Given the implosion of his campaign and disastrous performance in the last round of Republican primaries/caucuses, it is ironic that Marco Rubio, a/k/a Marcobot, for a time was seen as potentially the biggest threat to Hillary Clinton. As has so often has happened in this campaign cycle, pundits and members of the GOP establishment must be asking themselves WTF was I thinking. At least one article in the Washington Post tracks the full on implosion of Marcobot to his decision to engage in childish insults and immature behavior in attacking Donald Trump which proved that Rubio is anything but presidential material. Here are highlights:
Marco Rubio had suffered three electoral thumpings in a row when the senator from Florida and his image-makers abruptly shifted strategy. The aspirational candidate, whose presidential campaign was built on a promise of generational change and Republican unity, would morph overnight into Donald Trump’s chief assailant.
Rubio launched what he and his team felt was an imperative assault on the front-runner at the Houston debate on Feb. 25. The next morning at a Dallas rally, he mocked Trump mercilessly. Rubio whipped out his iPhone and, with boyish glee, read aloud the billionaire mogul’s misspelled tweets. He made fun of Trump’s makeup and “sweat mustache,” and suggested the mogul had wet his pants.
For the next three days, Rubio’s crude schoolyard taunts continued: over Trump’s made-in-China suits, his “horrible spray tan” and his small hands — a quip that, as Trump would later explain on the debate stage in Detroit, implied something else was small, too.
Rubio’s benefactors were aghast to see their candidate practicing Trump’s gutter politics. “Everyone went, ‘What?. . . Why are you going down to that level?’ ” recalled one fundraiser, who spoke on the condition of anonymity to talk candidly. “You might as well support Trump.”
Looking back, Rubio’s supporters see these fateful days as central to his unraveling. A strategy designed to get under Trump’s skin and force him on the defensive instead backfired on Rubio, diminishing the 44-year-old senator who had spent years trying to demonstrate presidential gravitas. At rally after rally, Rubio was unintentionally personifying the caricature that Trump was perpetually drawing of him: “Little Marco.”
The results were not pretty. Rubio lost 18 of the next 20 contests, . . . The ultimate humiliation came on Tuesday, when Rubio performed so poorly in four states — he got just 5 percent in Mississippi — that he was shut out from gaining any delegates.

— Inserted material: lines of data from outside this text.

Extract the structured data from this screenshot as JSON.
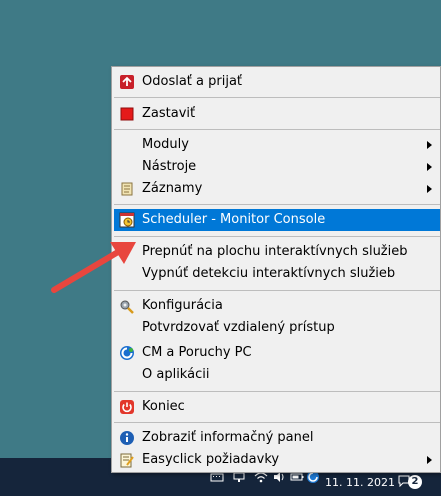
{
  "context_menu": {
    "items": [
      {
        "label": "Odoslať a prijať",
        "icon": "send-receive-icon"
      },
      {
        "label": "Zastaviť",
        "icon": "stop-icon"
      },
      {
        "label": "Moduly",
        "submenu": true
      },
      {
        "label": "Nástroje",
        "submenu": true
      },
      {
        "label": "Záznamy",
        "icon": "log-scroll-icon",
        "submenu": true
      },
      {
        "label": "Scheduler - Monitor Console",
        "icon": "scheduler-icon",
        "highlighted": true
      },
      {
        "label": "Prepnúť na plochu interaktívnych služieb"
      },
      {
        "label": "Vypnúť detekciu interaktívnych služieb"
      },
      {
        "label": "Konfigurácia",
        "icon": "configuration-icon"
      },
      {
        "label": "Potvrdzovať vzdialený prístup"
      },
      {
        "label": "CM a Poruchy PC",
        "icon": "cm-globe-icon"
      },
      {
        "label": "O aplikácii"
      },
      {
        "label": "Koniec",
        "icon": "exit-power-icon"
      },
      {
        "label": "Zobraziť informačný panel",
        "icon": "info-icon"
      },
      {
        "label": "Easyclick požiadavky",
        "icon": "notepad-edit-icon",
        "submenu": true
      }
    ]
  },
  "taskbar": {
    "date": "11. 11. 2021",
    "notification_count": "2"
  },
  "colors": {
    "desktop": "#3f7a86",
    "taskbar": "#15253b",
    "menu_bg": "#f0f0f0",
    "highlight": "#0078d7",
    "annotation_arrow": "#e8463e"
  }
}
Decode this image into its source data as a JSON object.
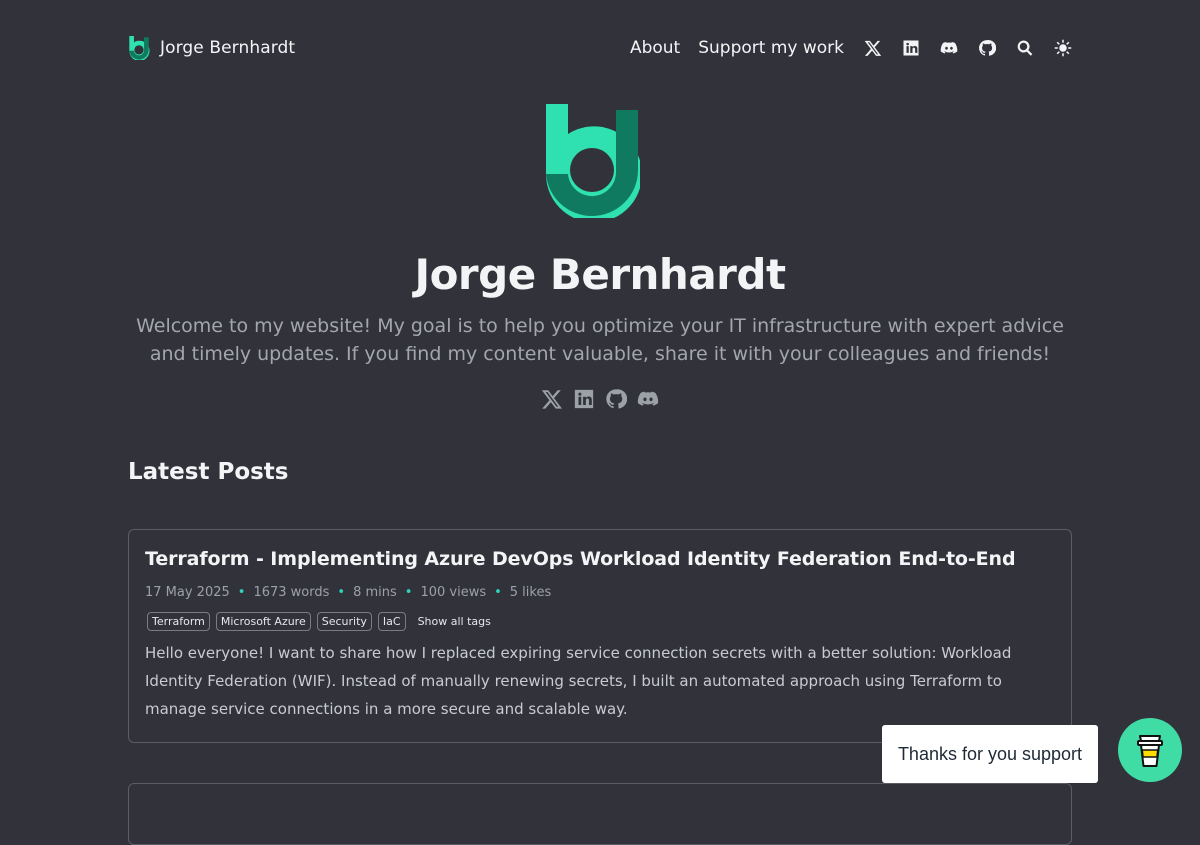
{
  "header": {
    "brand_name": "Jorge Bernhardt",
    "nav_links": [
      "About",
      "Support my work"
    ],
    "icons": [
      "x-icon",
      "linkedin-icon",
      "discord-icon",
      "github-icon",
      "search-icon",
      "theme-toggle-icon"
    ]
  },
  "hero": {
    "title": "Jorge Bernhardt",
    "description": "Welcome to my website! My goal is to help you optimize your IT infrastructure with expert advice and timely updates. If you find my content valuable, share it with your colleagues and friends!",
    "social_icons": [
      "x-icon",
      "linkedin-icon",
      "github-icon",
      "discord-icon"
    ]
  },
  "latest_posts": {
    "heading": "Latest Posts",
    "posts": [
      {
        "title": "Terraform - Implementing Azure DevOps Workload Identity Federation End-to-End",
        "date": "17 May 2025",
        "words": "1673 words",
        "read_time": "8 mins",
        "views": "100 views",
        "likes": "5 likes",
        "tags": [
          "Terraform",
          "Microsoft Azure",
          "Security",
          "IaC"
        ],
        "show_tags_label": "Show all tags",
        "excerpt": "Hello everyone! I want to share how I replaced expiring service connection secrets with a better solution: Workload Identity Federation (WIF). Instead of manually renewing secrets, I built an automated approach using Terraform to manage service connections in a more secure and scalable way."
      }
    ]
  },
  "support_widget": {
    "tooltip": "Thanks for you support",
    "icon": "coffee-cup-icon"
  },
  "colors": {
    "background": "#32333a",
    "accent": "#40dca5",
    "accent_dark": "#0f7a5f",
    "text": "#f3f4f6",
    "muted": "#a3a6ad"
  }
}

A cloud of fatalism now hovers over his campaign. Aides on Wednesday tried to beat back rumors he would quit the race — perhaps before Thursday’s CNN debate in Miami. Donors exchanged grim messages about Rubio’s fate in Florida, where his campaign, short on cash, is running no advertisements. New polls showed him trailing Trump here badly.
Supporters in the small and subdued Hialeah crowd all but conceded defeat. “I’ve been around for a long time,” said Sal Pittelli, 70. “And you can smell the flop sweat.
Rubio’s backers on Capitol Hill tried to show a united front of optimism amid the negative chatter. . . . . Other Rubio associates were downright despondent. They were reticent to speak openly because they did not want to damage their friend’s prospects, but one confessed privately, “I don’t see how this campaign continues.”
There are a multitude of reasons to account for Rubio’s collapse: . . . . another reason is that Rubio has no natural base. In the sprawling field, he was never the most experienced establishment-friendly candidate (that was Bush), nor the most conservative ideological warrior (Cruz), nor the rebellious outsider (Trump).
I can't feel much sympathy for Rubio who has demonstrated that he will say and do anything in an effort to win and to pander to the ugliest elements of the GOP base. Perhaps Marcobot needs to go back to dancing at foam parties in gay clubs. He might be more believable.